I’ll have to visit the West Street site next as crews start to work on The Fairweather. Meanwhile, the new foundation for the historic Fourth Ward house is already being put together as the renovation work is underway. It’s a good fit for the Prince Hall Historic District.
Join the discussion about this historic home and the Prince Hall Historic District on the Community.
The corner of Blount and Morgan is looking very colorful these days.
Marbles have demolished the car service shop here and, for the time being, installed this colorful mural and plaza. It’s a dramatic difference for sure and with evening shade is quite pleasant to walk through.
With expansion plans on the horizon, Marbles is sure to grow and I can’t see it being a total shocker that this lot is a holdover for something much grander down the road.
Kudos to the team behind this install though as it’s a great contribution to downtown’s public space!
In case you missed it, FNB Tower is officially under construction. The tower crane has shown up at the site and crews have been pounding away.
For me, it’ll be enjoyable to watch this mixed-use project go up and I think it’ll make a dramatic impact on City Plaza as it fills in the “360 effect.”
There’s a survey out for anyone interested in expanded bus service and bus rapid transit in Wake that readers should probably take a look at. Jump to the survey here.

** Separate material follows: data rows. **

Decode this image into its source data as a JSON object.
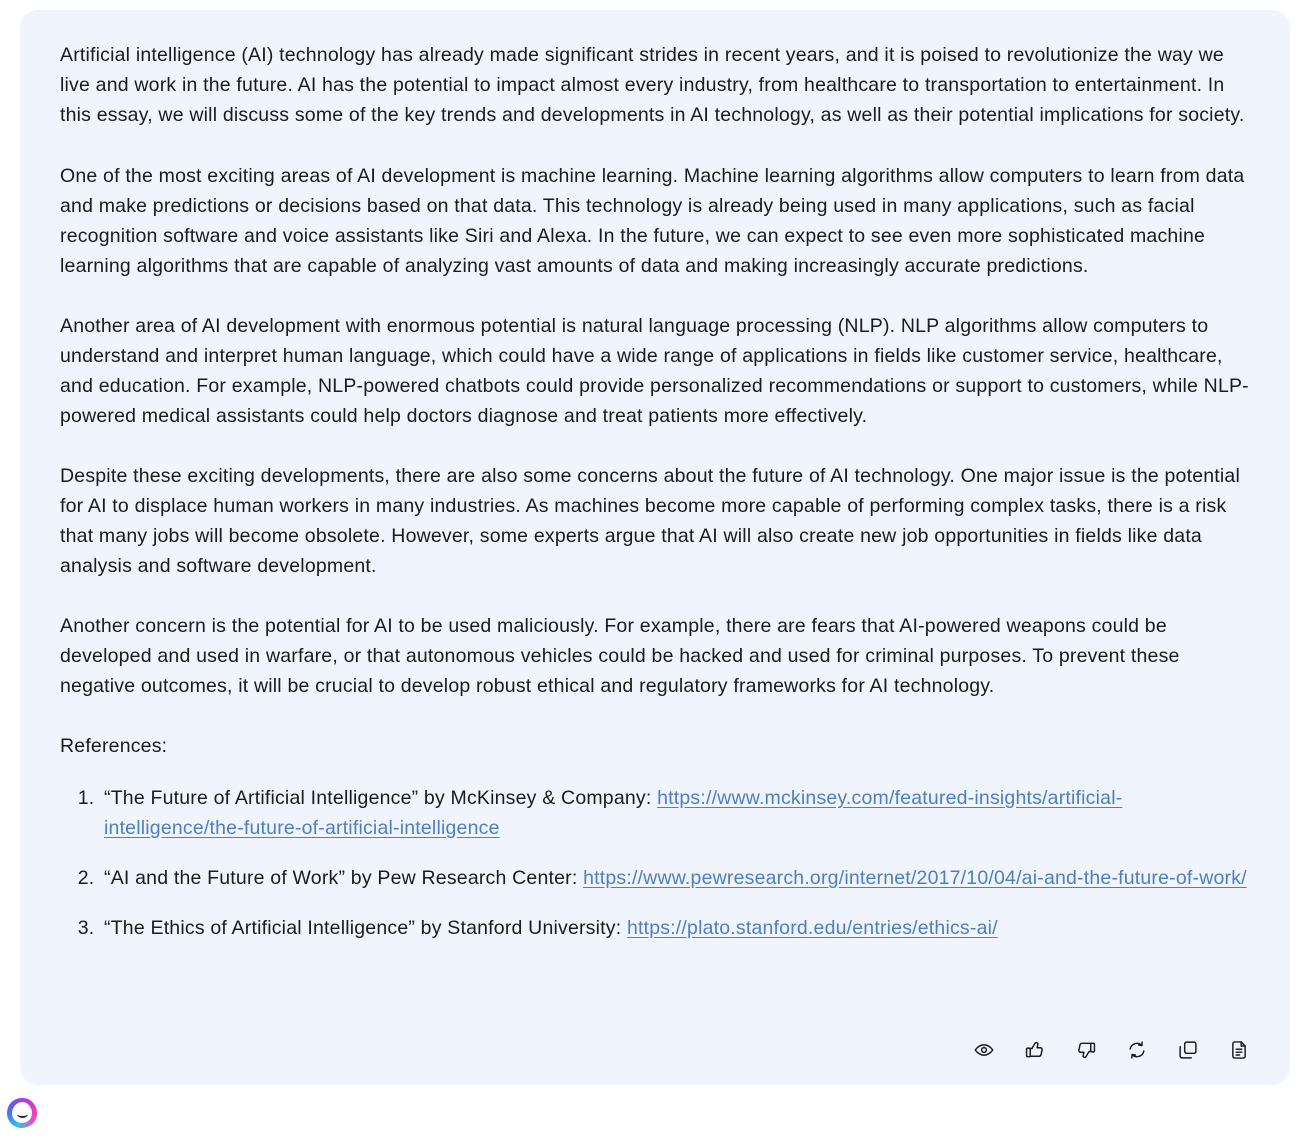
{
  "message": {
    "paragraphs": [
      "Artificial intelligence (AI) technology has already made significant strides in recent years, and it is poised to revolutionize the way we live and work in the future. AI has the potential to impact almost every industry, from healthcare to transportation to entertainment. In this essay, we will discuss some of the key trends and developments in AI technology, as well as their potential implications for society.",
      "One of the most exciting areas of AI development is machine learning. Machine learning algorithms allow computers to learn from data and make predictions or decisions based on that data. This technology is already being used in many applications, such as facial recognition software and voice assistants like Siri and Alexa. In the future, we can expect to see even more sophisticated machine learning algorithms that are capable of analyzing vast amounts of data and making increasingly accurate predictions.",
      "Another area of AI development with enormous potential is natural language processing (NLP). NLP algorithms allow computers to understand and interpret human language, which could have a wide range of applications in fields like customer service, healthcare, and education. For example, NLP-powered chatbots could provide personalized recommendations or support to customers, while NLP-powered medical assistants could help doctors diagnose and treat patients more effectively.",
      "Despite these exciting developments, there are also some concerns about the future of AI technology. One major issue is the potential for AI to displace human workers in many industries. As machines become more capable of performing complex tasks, there is a risk that many jobs will become obsolete. However, some experts argue that AI will also create new job opportunities in fields like data analysis and software development.",
      "Another concern is the potential for AI to be used maliciously. For example, there are fears that AI-powered weapons could be developed and used in warfare, or that autonomous vehicles could be hacked and used for criminal purposes. To prevent these negative outcomes, it will be crucial to develop robust ethical and regulatory frameworks for AI technology."
    ],
    "references_label": "References:",
    "references": [
      {
        "prefix": "“The Future of Artificial Intelligence” by McKinsey & Company: ",
        "link_text": "https://www.mckinsey.com/featured-insights/artificial-intelligence/the-future-of-artificial-intelligence"
      },
      {
        "prefix": "“AI and the Future of Work” by Pew Research Center: ",
        "link_text": "https://www.pewresearch.org/internet/2017/10/04/ai-and-the-future-of-work/"
      },
      {
        "prefix": "“The Ethics of Artificial Intelligence” by Stanford University: ",
        "link_text": "https://plato.stanford.edu/entries/ethics-ai/"
      }
    ]
  },
  "actions": [
    {
      "name": "read-aloud",
      "icon": "eye-icon"
    },
    {
      "name": "like",
      "icon": "thumbs-up-icon"
    },
    {
      "name": "dislike",
      "icon": "thumbs-down-icon"
    },
    {
      "name": "regenerate",
      "icon": "refresh-icon"
    },
    {
      "name": "copy",
      "icon": "copy-icon"
    },
    {
      "name": "export",
      "icon": "document-icon"
    }
  ],
  "avatar": {
    "name": "assistant-avatar"
  },
  "colors": {
    "card_background": "#eff4fd",
    "page_background": "#ffffff",
    "text": "#1b1b1b",
    "link": "#4e7fc1",
    "icon": "#1a1a1f"
  }
}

If you aren’t familiar, plans for expanded transit service will be rolling out between now and 2027. Downtown Raleigh is a central hub of the frequent network with the BRT lines coming in and out of downtown Raleigh. The survey focuses on the bus component only and I’m expecting the commuter rail portion, dropping passengers off at Raleigh Union Station, to come later.